Legal Standing at the Federal Level
In the United States, the legality of butterfly knives rests largely with individual states, as there is no federal law that specifically addresses their status. This lack of uniformity has resulted in a patchwork of regulations, leading to confusion among knife enthusiasts and the general public alike. While butterfly knives are legal in many states, several jurisdictions impose restrictions on their possession, carry, or sale. Some states, such as Alaska, Arizona, and New Hampshire, have no specific laws regulating butterfly knives, allowing their ownership and use without restrictions. On the other hand, states like California, New York, and Illinois prohibit the possession and carry of butterfly knives, considering them to be switchblade knives due to their ability to be opened quickly with one hand.
The intricacies of state laws further compound the legal status of butterfly knives within the United States. In states like Texas and Florida, butterfly knives are legal to own and carry, but their concealed carry may be prohibited. Other states, such as Massachusetts and New Jersey, have stringent laws that explicitly ban the possession and carry of butterfly knives, even in their closed form. It is essential for knife enthusiasts to be aware of the specific laws in their respective states to ensure compliance and avoid legal entanglements.
In the United Kingdom, butterfly knives fall under the category of “flick knives,” which are illegal to manufacture, sell, import, or lend. The importation and sale of these knives have been prohibited since the 1950s, with stricter measures implemented in subsequent years. The law defines a flick knife as a blade concealed inside the handle that opens automatically with centrifugal force, making butterfly knives fall squarely within this definition. Possessing a flick knife in the UK is a criminal offense, carrying severe penalties and potential imprisonment.

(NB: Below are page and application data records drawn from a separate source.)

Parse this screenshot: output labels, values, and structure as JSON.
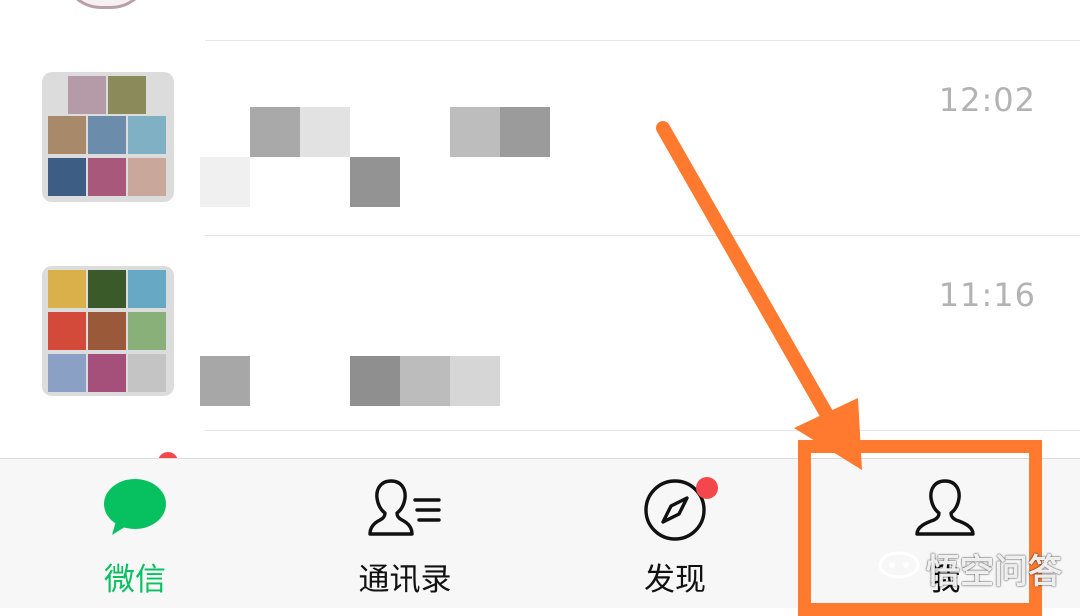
{
  "chat_list": {
    "rows": [
      {
        "time": "12:02"
      },
      {
        "time": "11:16"
      }
    ]
  },
  "tabbar": {
    "tabs": [
      {
        "label": "微信",
        "icon": "chat-bubble-icon",
        "active": true
      },
      {
        "label": "通讯录",
        "icon": "contacts-icon",
        "active": false
      },
      {
        "label": "发现",
        "icon": "compass-icon",
        "active": false,
        "badge": "red-dot"
      },
      {
        "label": "我",
        "icon": "person-icon",
        "active": false
      }
    ]
  },
  "watermark": {
    "text": "悟空问答"
  },
  "colors": {
    "accent_green": "#07c160",
    "badge_red": "#f4474b",
    "annotation_orange": "#ff7a2e",
    "time_gray": "#b3b3b3"
  }
}
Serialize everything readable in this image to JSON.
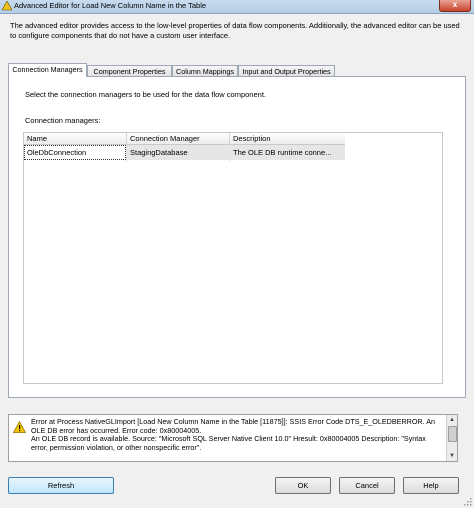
{
  "window": {
    "title": "Advanced Editor for Load New Column Name in the Table",
    "close_label": "x"
  },
  "intro_text": "The advanced editor provides access to the low-level properties of data flow components. Additionally, the advanced editor can be used to configure components that do not have a custom user interface.",
  "tabs": [
    {
      "label": "Connection Managers",
      "active": true
    },
    {
      "label": "Component Properties",
      "active": false
    },
    {
      "label": "Column Mappings",
      "active": false
    },
    {
      "label": "Input and Output Properties",
      "active": false
    }
  ],
  "panel": {
    "instruction": "Select the connection managers to be used for the data flow component.",
    "list_label": "Connection managers:",
    "columns": [
      "Name",
      "Connection Manager",
      "Description"
    ],
    "rows": [
      {
        "name": "OleDbConnection",
        "connection_manager": "StagingDatabase",
        "description": "The OLE DB runtime conne..."
      }
    ]
  },
  "error": {
    "icon": "warning-icon",
    "message": "Error at Process NativeGLImport [Load New Column Name in the Table [11875]]: SSIS Error Code DTS_E_OLEDBERROR.  An OLE DB error has occurred. Error code: 0x80004005.\nAn OLE DB record is available.  Source: \"Microsoft SQL Server Native Client 10.0\"  Hresult: 0x80004005  Description: \"Syntax error, permission violation, or other nonspecific error\"."
  },
  "buttons": {
    "refresh": "Refresh",
    "ok": "OK",
    "cancel": "Cancel",
    "help": "Help"
  },
  "colors": {
    "titlebar": "#c9dcef",
    "selected_row": "#e6e6e6",
    "warning": "#f5c400"
  }
}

Germany, known for its stringent knife laws, takes a cautious approach towards butterfly knives as well. These knives are considered “forbidden weapons” under German law, which prohibits their possession, manufacturing, importation, and sale. The restrictions extend to the blade length as well, with any blade exceeding 8.5 cm in length falling under the purview of the Weapons Act. Similar regulations can be found in other European countries like France and Italy, where butterfly knives are generally deemed illegal.

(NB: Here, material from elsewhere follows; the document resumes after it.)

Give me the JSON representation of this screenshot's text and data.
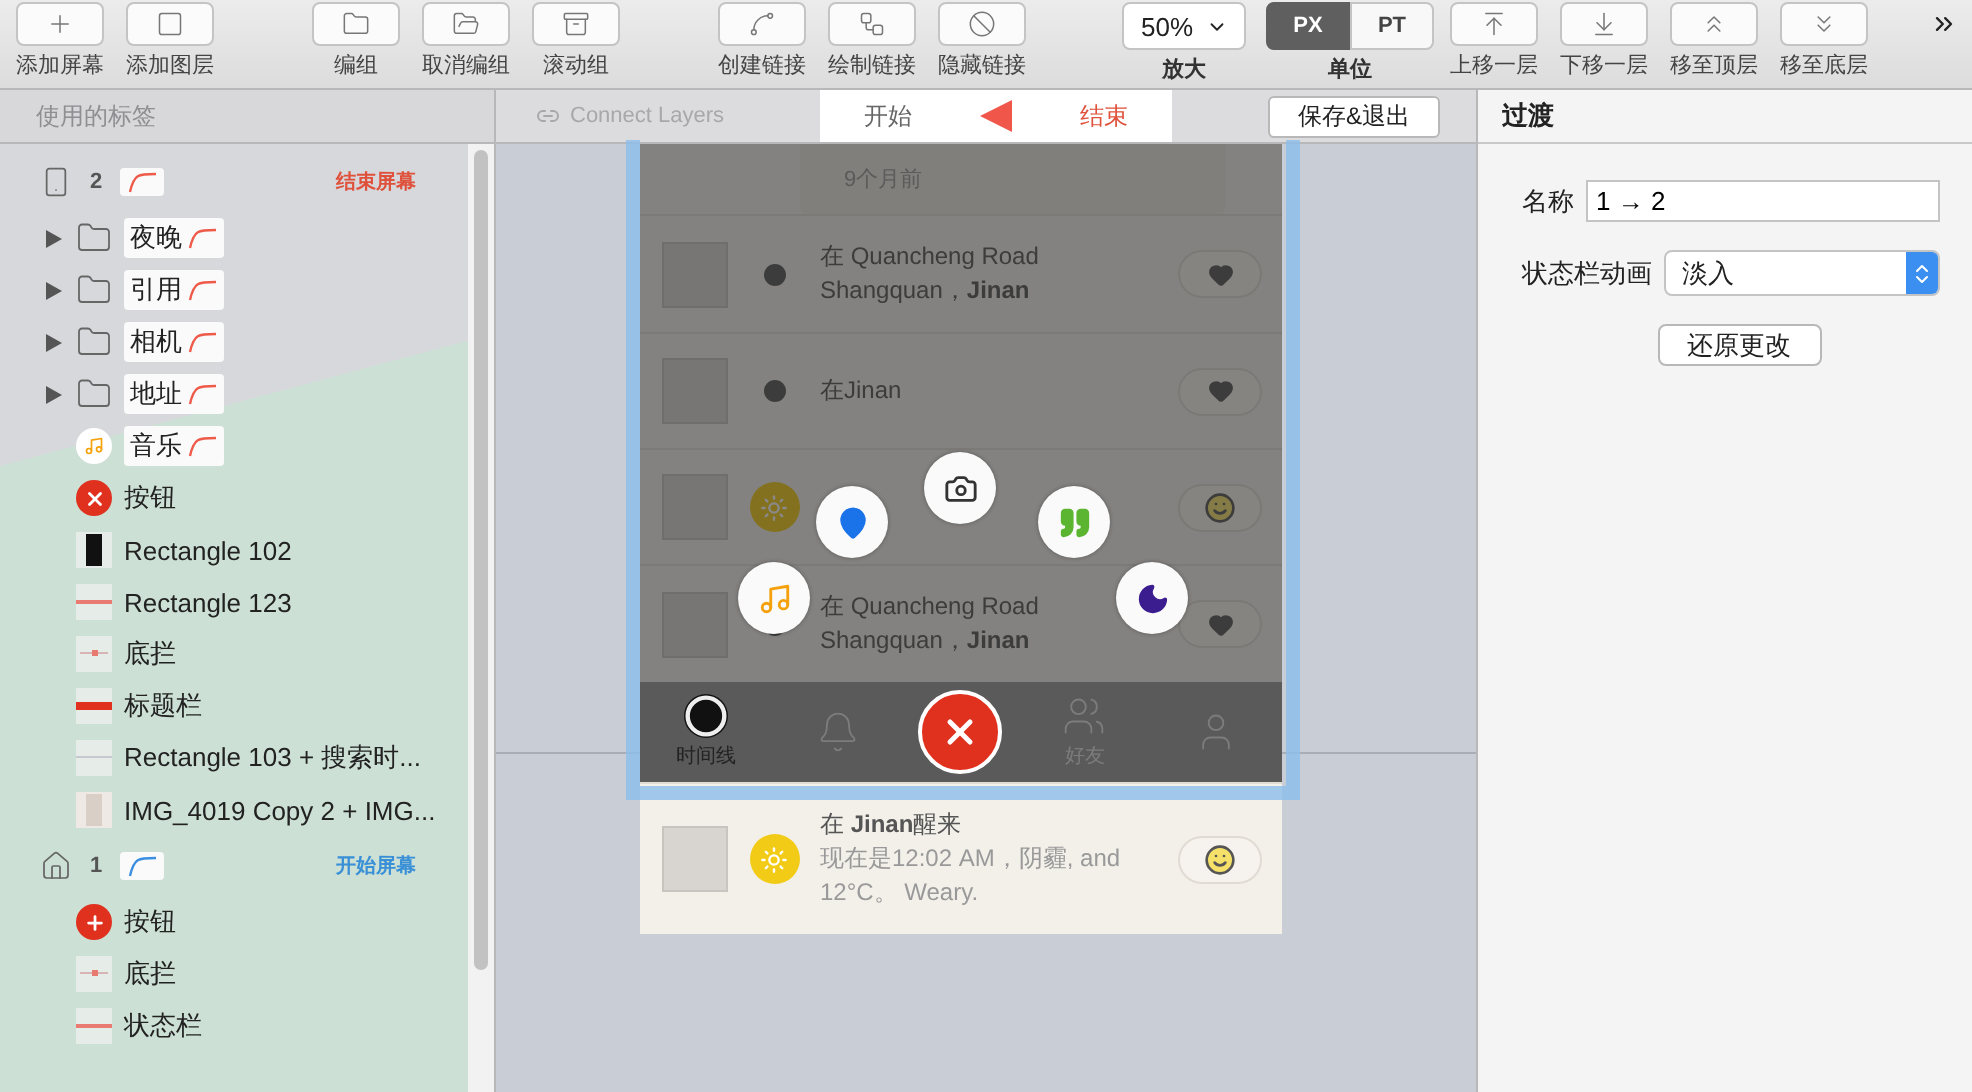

In Japan, butterfly knives are subject to strict regulations under the Swords and Firearms Control Law. They are classified as “double-edged knives” and require a license for ownership. The law allows possession and use of butterfly knives solely for certain designated purposes, such as martial arts training or traditional cultural activities. Unauthorized possession or use of these knives can result in criminal charges and severe penalties.
The butterfly knife, often associated with Filipino martial arts, holds a unique place in the Philippines. Known locally as the “balisong,” it is not only legal but also celebrated as a symbol of Filipino heritage and craftsmanship. The province of Batangas, particularly, has a rich history with the balisong and even hosts an annual festival dedicated to this iconic knife. While regulations on carrying and use may still apply, the Philippines stands out as a place where the butterfly knife holds a cherished cultural significance.
In this comprehensive exploration of the legality of butterfly knives, we have uncovered a myriad of regulations and restrictions that govern their status around the world. From the varying state laws in the United States to the outright bans in countries like the United Kingdom and Germany, the legal landscape surrounding these knives is anything but straightforward. As knife enthusiasts and curious minds continue to navigate the complexities of legality, it is crucial to remain informed about the specific laws in one’s jurisdiction and exercise responsible ownership.